In celebration of Open Access Week, the Scholarly Communications Committee is screening “Paywall: The Business of Open Scholarship” at the library. The documentary “questions the rationale behind the $25.2 billion a year that flows into for-profit academic publishers, examines the 35-40% profit margin associated with the top academic publisher Elsevier, and looks at how that profit margin is often greater than some of the most profitable tech companies like Apple, Facebook, and Google.”
When: Friday, October 26 2018, 11:30AM-1:00PM Where: Library 314
Anyone interested in open access publishing is welcome! Bring lunch and questions or ideas about the future of academic publishing.
For more information about the film, visit https://paywallthemovie.com/paywall, where, in true open access form, it is available to watch in full if you cannot make it to the screening.
You are invited to attend the 2nd Annual Northeast Regional OER Summit at University of Massachusetts Amherst on May 31 – June 1, 2018. This 2-day event is part of a multi-state collaboration for open education in the northeast region.
The conference welcomes new and experienced OER (open educational resources) advocates offering the opportunity to learn and share effective practices in awareness building, implementation, collaboration, strategy, and research.
The American Library Association’s OITP Copyright Education Subcommittee sponsors webinars about copyright and fair use. While the main audience is for librarians, they are free and open to the public. They come out the first Thursday of each month.
Their webinars are also advertised on their “District Dispatch” blog, which has a category devoted to copyright issues.
Did you know nearly 60% of all students do not purchase a textbook at some point in time?
The National Association of College Stores (NACS) says the average college student will spend $655 on textbooks each year, but with a single textbook easily costing as much as $300, that total can easily be much higher. In fact, the College Board puts the annual cost of books and materials at $1,168 as noted by Tyler Kingkade of the Huffington Post.
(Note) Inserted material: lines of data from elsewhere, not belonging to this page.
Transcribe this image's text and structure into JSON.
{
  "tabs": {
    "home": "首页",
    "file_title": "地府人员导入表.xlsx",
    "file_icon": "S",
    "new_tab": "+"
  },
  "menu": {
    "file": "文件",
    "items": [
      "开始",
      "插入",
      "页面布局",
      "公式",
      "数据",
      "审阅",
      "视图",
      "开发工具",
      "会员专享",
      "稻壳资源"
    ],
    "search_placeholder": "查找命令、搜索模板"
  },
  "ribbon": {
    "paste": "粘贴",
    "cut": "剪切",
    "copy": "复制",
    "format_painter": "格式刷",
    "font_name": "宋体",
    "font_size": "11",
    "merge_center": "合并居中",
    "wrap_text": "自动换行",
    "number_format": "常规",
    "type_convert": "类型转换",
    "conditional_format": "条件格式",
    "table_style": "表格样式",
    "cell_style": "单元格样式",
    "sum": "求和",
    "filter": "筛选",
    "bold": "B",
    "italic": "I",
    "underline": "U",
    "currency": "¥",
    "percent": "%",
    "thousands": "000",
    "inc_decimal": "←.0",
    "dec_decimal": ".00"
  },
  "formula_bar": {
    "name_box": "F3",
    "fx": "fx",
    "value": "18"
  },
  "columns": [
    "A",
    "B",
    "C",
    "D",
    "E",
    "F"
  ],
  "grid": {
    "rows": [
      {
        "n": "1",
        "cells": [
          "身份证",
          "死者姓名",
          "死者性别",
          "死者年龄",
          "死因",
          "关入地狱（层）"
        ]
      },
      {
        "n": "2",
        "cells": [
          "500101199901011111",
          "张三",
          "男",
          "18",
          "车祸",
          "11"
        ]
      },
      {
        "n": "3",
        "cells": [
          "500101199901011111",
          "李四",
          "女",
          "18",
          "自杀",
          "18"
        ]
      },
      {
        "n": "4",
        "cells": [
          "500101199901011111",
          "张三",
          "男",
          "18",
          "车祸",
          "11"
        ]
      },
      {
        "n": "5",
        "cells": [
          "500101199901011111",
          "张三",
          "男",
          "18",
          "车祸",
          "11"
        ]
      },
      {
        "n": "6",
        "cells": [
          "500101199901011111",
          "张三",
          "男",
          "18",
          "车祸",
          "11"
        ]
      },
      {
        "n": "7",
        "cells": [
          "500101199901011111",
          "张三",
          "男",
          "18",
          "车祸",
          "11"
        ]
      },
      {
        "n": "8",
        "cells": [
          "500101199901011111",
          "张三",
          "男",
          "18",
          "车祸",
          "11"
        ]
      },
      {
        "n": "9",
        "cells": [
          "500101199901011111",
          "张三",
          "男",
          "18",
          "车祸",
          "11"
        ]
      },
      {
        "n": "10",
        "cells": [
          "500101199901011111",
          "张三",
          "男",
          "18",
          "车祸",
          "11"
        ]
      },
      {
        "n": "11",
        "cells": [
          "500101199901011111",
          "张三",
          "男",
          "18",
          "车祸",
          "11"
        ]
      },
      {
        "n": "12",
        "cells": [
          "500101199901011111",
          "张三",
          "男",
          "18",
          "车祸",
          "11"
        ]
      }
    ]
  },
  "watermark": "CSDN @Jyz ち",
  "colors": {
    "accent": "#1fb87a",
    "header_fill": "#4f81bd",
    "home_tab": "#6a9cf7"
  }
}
Open Educational Resources (OER) are an opportunity for decreasing these costs for our students.
A lunchtime discussion with guest speaker Shannon L. Jenkins, Associate Professor of Political Science and Department Chairperson where we explore the teaching and learning benefits of incorporating these OER instructional materials. Information on how to get started using OER and creating your own OER is also presented. Click the video below to watch.
The Hewlitt Foundation (Hewlitt.org) defines OER as:
“OER are teaching, learning, and research resources that reside in the public domain or have been released under an intellectual property license that permits their free use and re-purposing by others. Open educational resources include full courses, course materials, modules, textbooks, streaming videos, tests, software, and any other tools, materials, or techniques used to support access to knowledge”.
The Fair Use Committee is now called Scholarly Communications.
The Scholarly Communications Committee is a group of librarians and instructional technology staff who are interested in educating its members and the academic community on guidelines and best practices in copyright and fair use, open access publishing, author’s rights, and open educational resources.